Muscogee (Creek) Nation Secretary Zechariah Harjo says the Nation is pleased that an award has been established to honor one of its most famous and respected Tribal citizens. 

“The Muscogee Nation is honored to be a part of the ongoing legacy of Allie P. Reynolds who represented the Nation and all Tribal citizens well, as a professional baseball player with the New York Yankees and so much more,” Harjo said. 

“We are excited to honor his family, historical contributions, and achievements, and to continue his impact through the creation of this annual scholarship to be awarded to standout high school softball and baseball players. The Muscogee Nation looks forward to supporting the Rookie League Foundation and all future recipients of the Allie P. Citizenship Award,” added Harjo. 

Oklahoma State baseball coach Josh Holliday says that Reynolds’ contributions to OSU and the State of Oklahoma are significant and worth remembering. 

“All the magic that happened at Allie P. Reynolds Stadium over a nearly 40-year span made it a special place to me personally and a special place for all Oklahoma State baseball fans,” Holliday said. 

”Allie Reynolds was one of the greatest baseball alumni in school history and probably the most accomplished player when it comes to postseason success. He was an amazing figure for our State and checked all the boxes when it comes to being an Oklahoman and an Oklahoma State Cowboy.
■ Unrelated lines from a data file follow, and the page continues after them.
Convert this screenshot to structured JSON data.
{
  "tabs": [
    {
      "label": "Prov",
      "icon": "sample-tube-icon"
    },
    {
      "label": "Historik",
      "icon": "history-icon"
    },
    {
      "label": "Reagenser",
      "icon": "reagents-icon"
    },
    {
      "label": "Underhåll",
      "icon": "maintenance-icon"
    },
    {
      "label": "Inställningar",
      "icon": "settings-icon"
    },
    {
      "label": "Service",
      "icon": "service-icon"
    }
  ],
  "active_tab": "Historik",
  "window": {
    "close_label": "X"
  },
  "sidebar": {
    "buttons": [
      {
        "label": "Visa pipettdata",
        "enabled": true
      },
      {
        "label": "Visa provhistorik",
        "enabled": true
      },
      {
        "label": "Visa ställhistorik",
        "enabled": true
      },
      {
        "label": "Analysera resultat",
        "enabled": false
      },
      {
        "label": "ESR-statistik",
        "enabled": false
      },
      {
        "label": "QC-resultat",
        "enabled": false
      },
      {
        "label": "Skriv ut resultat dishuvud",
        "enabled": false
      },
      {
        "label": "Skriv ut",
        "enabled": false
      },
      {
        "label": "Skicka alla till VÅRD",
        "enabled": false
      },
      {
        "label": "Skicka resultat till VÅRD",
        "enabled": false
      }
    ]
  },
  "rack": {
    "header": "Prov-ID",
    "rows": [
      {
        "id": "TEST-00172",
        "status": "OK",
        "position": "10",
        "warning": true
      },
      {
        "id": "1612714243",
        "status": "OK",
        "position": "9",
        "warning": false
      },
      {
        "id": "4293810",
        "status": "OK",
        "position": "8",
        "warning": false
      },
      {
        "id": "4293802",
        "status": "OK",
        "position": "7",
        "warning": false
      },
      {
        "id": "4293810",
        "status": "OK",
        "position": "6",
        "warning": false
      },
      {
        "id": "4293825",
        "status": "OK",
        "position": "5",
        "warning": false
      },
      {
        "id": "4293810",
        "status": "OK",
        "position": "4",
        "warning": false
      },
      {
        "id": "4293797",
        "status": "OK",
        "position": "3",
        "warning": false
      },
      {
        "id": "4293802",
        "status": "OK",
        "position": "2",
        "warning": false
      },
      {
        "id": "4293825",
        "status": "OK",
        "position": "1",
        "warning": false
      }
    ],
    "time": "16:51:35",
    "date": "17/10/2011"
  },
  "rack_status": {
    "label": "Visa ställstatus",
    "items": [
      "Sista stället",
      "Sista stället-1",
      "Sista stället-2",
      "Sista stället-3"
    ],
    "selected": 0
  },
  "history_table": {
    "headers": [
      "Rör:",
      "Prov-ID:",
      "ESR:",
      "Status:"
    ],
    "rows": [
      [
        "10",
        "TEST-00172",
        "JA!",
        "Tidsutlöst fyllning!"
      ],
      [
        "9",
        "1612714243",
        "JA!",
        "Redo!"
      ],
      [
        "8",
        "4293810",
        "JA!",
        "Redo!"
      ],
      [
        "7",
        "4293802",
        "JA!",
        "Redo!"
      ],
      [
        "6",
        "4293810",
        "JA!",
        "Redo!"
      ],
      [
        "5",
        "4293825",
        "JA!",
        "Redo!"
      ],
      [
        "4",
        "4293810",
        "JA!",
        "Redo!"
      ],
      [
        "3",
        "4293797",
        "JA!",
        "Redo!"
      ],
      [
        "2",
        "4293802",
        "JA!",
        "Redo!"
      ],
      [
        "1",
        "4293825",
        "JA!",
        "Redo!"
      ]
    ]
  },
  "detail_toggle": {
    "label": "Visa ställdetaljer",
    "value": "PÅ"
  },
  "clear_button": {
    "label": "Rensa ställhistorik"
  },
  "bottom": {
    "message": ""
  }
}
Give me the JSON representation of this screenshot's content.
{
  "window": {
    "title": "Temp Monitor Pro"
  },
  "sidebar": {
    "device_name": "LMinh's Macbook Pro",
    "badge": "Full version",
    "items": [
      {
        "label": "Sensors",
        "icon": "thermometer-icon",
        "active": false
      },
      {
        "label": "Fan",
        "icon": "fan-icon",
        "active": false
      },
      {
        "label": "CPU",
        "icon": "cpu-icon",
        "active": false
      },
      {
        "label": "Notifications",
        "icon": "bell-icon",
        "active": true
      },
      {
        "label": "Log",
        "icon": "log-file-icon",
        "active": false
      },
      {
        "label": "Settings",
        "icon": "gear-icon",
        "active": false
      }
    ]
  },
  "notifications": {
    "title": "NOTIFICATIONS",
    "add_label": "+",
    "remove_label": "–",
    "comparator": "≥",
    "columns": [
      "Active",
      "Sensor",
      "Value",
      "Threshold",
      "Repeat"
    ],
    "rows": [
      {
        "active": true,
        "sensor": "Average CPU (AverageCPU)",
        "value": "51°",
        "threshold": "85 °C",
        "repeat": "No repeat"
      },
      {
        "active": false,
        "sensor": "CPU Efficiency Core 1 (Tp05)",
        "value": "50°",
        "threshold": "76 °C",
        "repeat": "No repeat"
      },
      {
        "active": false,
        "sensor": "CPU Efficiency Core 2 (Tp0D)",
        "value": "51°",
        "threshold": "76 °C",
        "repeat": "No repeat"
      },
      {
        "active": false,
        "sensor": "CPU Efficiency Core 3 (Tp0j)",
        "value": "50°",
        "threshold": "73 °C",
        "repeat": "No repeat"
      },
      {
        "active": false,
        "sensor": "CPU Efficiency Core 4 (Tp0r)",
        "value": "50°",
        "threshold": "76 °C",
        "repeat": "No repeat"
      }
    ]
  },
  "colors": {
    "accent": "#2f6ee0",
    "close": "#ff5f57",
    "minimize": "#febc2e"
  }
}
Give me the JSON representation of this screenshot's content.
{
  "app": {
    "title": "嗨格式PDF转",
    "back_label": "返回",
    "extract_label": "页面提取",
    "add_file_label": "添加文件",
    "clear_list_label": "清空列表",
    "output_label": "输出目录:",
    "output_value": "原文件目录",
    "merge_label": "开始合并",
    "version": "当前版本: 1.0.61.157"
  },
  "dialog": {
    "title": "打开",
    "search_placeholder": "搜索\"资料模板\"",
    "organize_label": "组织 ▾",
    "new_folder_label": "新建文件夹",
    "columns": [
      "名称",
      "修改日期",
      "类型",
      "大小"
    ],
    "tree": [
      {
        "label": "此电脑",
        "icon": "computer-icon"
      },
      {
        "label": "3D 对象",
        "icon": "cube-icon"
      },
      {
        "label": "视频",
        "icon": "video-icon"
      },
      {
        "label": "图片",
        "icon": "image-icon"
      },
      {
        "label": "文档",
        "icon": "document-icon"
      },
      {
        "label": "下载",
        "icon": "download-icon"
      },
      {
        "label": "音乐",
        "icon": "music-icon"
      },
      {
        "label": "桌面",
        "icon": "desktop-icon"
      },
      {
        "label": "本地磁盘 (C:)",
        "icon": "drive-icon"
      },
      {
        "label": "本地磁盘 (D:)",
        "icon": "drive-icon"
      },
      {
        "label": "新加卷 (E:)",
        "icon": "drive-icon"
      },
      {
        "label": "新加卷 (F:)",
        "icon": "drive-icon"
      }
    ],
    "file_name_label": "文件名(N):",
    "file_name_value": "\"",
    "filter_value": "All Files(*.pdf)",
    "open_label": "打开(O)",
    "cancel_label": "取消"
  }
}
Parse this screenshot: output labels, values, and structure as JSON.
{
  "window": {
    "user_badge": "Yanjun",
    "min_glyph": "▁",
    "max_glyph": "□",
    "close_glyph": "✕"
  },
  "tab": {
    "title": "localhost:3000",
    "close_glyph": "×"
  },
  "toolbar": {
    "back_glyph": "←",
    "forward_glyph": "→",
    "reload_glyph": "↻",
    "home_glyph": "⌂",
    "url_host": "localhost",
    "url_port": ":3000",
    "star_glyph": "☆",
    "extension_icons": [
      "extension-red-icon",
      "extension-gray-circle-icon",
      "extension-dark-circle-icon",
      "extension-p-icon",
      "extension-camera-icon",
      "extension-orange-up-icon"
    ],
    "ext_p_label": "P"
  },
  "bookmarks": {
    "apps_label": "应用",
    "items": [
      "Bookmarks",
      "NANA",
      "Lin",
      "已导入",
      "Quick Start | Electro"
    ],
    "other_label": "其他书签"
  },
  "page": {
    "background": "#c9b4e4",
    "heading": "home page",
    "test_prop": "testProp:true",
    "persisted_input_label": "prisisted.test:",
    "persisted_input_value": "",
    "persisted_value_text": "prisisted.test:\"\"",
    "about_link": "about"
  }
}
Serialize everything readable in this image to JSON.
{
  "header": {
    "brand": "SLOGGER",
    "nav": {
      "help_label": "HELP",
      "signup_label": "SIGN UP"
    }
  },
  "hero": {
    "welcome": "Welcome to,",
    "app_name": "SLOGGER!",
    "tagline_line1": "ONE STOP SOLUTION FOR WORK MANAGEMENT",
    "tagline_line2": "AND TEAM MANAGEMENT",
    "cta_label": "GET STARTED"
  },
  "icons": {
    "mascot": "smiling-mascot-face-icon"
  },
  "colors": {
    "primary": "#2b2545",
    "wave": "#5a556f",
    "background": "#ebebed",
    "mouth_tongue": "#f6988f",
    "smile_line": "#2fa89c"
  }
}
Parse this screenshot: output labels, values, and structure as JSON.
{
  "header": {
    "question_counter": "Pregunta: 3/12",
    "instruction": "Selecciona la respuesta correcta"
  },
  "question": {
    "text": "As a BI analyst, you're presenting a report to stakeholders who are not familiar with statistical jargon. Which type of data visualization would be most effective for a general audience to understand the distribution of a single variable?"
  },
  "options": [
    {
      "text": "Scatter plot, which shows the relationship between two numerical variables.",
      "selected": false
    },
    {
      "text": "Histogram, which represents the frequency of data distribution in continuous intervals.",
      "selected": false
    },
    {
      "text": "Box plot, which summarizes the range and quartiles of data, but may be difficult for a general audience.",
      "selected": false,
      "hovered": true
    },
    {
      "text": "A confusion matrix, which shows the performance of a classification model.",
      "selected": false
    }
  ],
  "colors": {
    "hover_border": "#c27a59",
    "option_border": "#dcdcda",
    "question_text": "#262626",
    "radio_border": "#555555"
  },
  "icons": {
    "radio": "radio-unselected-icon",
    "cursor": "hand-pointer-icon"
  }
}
His amazing legacy lives on until this day and will never be forgotten.”